Taylor Schabusiness bond reduction denied in Green Bay dismemberment case

Prosecutors pointed out Schabusiness was already on a GPS monitoring bracelet when she's accused of killing a man in Green Bay
Published: May. 9, 2023 at 8:48 PM CDT
Email This Link
Share on Pinterest
Share on LinkedIn

GREEN BAY, Wis. (WBAY) - Bond remains at $2 million for the woman accused of killing and dismembering a Green Bay man.

Taylor Schabusiness’s attorney asked for a bond reduction. The judge denied it Tuesday afternoon.

Brown County Judge Thomas Welsh explained he has to take into account many different factors when setting bond. One of the most important ones is making sure the defendant follows the rules and shows up in court.

Part of the defense’s bond request included GPS monitoring of Schabusiness, but the State quickly reminded the judge the defendant had a GPS monitoring bracelet at the time she’s accused of killing Shad Thyrion in his mother’s home in February 2022.

The judge denied the bond reduction request but he did set a date for a Miranda Goodchild hearing. The defense filed a motion for the “exclusion of statements while in custody.” This hearing would look at whether statements given were voluntary and how it plays into which evidence will be allowed at trial.

The judge is expected to receive DVDs of Schabusiness throughout her time in custody to review prior to the hearing. Those recordings will be sealed.

“Public has a right to know, but we want to have a fair and impartial jury,” Judge Walsh said. “I don’t want them to hear stuff that might be excluded. I will have it sealed until trial to ensure the fairest trial is offered.”

The defense also asked the judge to consider a motion Walsh said he’s never considered before: prohibiting the prosecution from participating in the voir dire process, which is part of the jury-picking process and is almost always done by both sides.

“Entering an order that the State is prohibited from participating in voir dire is something I am not likely to order,” Walsh responded, “but if you have some legal authority that would suggest that I should be doing that, I guess I ask you to provide that.
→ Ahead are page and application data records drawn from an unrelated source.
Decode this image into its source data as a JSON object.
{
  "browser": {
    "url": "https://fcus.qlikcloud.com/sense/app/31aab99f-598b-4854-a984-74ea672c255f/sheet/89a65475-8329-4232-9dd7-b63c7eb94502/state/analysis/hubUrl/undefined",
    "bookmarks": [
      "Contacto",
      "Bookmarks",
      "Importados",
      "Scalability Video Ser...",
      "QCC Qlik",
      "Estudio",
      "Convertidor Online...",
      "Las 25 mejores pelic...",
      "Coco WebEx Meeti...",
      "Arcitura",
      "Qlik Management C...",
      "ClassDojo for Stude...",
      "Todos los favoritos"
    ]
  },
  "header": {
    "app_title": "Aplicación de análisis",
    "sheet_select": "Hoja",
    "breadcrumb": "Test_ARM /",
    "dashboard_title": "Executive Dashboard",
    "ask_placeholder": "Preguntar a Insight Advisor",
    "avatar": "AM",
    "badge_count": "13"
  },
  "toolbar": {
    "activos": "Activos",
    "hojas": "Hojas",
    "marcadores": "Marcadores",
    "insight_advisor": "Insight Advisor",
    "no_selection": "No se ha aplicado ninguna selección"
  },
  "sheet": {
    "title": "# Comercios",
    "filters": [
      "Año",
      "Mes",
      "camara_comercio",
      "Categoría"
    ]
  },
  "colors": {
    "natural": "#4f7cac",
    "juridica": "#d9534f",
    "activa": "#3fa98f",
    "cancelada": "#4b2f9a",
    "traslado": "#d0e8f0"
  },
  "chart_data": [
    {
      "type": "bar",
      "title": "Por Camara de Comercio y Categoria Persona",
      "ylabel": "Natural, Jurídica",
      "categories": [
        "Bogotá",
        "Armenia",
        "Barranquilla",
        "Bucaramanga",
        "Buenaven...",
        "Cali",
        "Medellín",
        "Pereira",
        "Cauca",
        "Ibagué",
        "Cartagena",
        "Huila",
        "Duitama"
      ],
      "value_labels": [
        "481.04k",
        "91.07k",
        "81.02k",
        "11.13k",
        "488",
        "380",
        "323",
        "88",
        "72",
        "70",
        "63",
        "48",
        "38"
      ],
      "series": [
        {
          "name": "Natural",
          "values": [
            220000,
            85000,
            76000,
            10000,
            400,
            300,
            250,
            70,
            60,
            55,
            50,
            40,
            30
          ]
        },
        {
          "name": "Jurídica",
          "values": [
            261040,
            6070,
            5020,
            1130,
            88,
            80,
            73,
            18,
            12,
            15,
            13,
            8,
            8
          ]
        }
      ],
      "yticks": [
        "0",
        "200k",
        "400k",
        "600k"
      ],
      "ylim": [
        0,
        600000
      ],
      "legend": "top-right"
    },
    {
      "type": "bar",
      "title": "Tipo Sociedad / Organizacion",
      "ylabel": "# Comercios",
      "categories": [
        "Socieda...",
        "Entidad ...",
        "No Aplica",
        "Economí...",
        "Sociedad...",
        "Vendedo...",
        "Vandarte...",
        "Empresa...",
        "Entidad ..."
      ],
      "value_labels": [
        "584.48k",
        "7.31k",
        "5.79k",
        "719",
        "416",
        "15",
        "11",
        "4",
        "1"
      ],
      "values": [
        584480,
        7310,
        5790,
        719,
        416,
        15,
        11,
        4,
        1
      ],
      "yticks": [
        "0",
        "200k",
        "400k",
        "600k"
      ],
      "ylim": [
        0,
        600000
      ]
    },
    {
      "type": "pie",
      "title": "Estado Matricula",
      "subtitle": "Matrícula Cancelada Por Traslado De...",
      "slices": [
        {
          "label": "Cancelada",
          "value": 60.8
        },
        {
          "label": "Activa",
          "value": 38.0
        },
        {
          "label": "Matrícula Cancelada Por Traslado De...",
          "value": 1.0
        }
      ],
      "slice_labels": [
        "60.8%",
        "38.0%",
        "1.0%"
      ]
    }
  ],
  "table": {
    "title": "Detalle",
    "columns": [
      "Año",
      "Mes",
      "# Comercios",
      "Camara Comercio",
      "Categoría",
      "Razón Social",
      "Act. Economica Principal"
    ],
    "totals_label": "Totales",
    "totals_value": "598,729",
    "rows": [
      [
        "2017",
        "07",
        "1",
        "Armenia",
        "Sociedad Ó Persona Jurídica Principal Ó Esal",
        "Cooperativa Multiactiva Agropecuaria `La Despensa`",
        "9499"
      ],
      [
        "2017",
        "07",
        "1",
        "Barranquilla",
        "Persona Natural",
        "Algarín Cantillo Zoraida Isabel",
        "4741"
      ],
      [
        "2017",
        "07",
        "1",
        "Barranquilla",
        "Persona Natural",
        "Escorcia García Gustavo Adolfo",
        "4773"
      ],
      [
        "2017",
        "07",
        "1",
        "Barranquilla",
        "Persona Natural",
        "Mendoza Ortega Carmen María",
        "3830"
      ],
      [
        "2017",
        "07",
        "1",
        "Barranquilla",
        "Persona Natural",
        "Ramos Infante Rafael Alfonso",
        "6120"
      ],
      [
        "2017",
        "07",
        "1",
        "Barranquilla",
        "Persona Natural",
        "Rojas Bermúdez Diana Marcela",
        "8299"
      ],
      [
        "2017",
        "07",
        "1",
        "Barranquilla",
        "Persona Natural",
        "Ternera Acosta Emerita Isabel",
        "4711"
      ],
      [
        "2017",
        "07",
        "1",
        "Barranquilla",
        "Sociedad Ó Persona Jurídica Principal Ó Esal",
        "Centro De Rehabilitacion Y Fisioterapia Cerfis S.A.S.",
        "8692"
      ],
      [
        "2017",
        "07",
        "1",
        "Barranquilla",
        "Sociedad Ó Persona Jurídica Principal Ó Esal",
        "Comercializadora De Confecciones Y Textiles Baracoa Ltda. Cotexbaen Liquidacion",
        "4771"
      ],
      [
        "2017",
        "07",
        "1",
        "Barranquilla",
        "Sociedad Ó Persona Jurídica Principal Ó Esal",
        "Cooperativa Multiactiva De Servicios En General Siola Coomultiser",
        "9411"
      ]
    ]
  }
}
You’ve indicated you want that. My experience, I’ve never seen, at least the case in front of me, whether that has been asked for or I’ve ordered it, I have not heard of it happening before anywhere else, but I have not been everywhere else.”

The Miranda Goodchild hearing is set for June 13. It’s expected to last for hours.